What are job seekers doing while searching and applying to jobs?

Job seekers are people, people are busy. So, you have to ask yourself. Are my recruitment marketing materials (job postings, social media content, career site, etc.) attracting and engaging job seekers? To answer this question you really need to understand what job seekers are doing when they are looking for jobs.

Jobvite reported that 52% of job seekers are looking for jobs in bed, 37% while they are at work, and 15% while in the restroom. Each of these locations comes with its own unique distractions. A glowing TV in the background, a chatty co-worker, and well, I’m not going to touch the last one. In all seriousness, there is a lesson in all of this.

This data tells us that we are not only competing against other companies when attracting talent but also against everything else that is going on in their life. And that means you need to understand what candidates want, add a dash of your culture’s “personality” and grab their attention.

There are a few actionable steps you can take to ensure you don’t fade into the background as a candidate skims job postings.

  1. Survey your candidates: You have access to hundreds and thousands of people that have found your company somehow. Tap into that resource. Make a quick survey asking for feedback around the process and send it out.
  2. Pretend you’re a candidate: Go search for your jobs online and complete the application. Write down all the annoying things about the process. Better yet, shoot me an email at brian@nextwavehire.com and I’ll go through the process for you and send you feedback.

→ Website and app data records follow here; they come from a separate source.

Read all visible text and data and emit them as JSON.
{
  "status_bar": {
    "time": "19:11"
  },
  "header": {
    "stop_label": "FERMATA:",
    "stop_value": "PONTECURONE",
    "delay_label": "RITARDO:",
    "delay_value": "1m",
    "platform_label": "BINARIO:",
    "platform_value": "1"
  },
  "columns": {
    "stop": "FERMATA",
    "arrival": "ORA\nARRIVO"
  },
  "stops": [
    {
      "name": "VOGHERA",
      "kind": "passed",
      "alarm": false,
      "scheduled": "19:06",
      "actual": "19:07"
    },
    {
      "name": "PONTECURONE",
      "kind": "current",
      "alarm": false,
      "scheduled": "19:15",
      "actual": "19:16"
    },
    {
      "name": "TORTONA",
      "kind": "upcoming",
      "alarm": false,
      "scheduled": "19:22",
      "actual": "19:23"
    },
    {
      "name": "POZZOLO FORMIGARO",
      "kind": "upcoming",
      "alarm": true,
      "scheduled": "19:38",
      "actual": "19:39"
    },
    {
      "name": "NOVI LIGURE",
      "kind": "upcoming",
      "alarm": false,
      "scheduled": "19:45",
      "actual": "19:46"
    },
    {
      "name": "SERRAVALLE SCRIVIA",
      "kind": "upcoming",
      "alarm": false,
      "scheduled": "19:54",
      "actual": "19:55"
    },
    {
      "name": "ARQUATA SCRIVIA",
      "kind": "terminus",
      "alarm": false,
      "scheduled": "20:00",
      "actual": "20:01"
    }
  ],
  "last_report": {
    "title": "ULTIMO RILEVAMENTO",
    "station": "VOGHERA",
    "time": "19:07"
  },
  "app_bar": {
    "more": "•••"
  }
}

If you want to talk in more detail about how you can attract and engage more of the right candidates through employer branding and recruitment marketing connect with me on LinkedIn.

Brian Mooney

Brian Mooney

Talent Strategist at NextWave Hire
After 10 years in HR & Recruitment, I joined NextWave Hire to help more companies attract and engage candidates through recruitment marketing and employer branding software.
Brian Mooney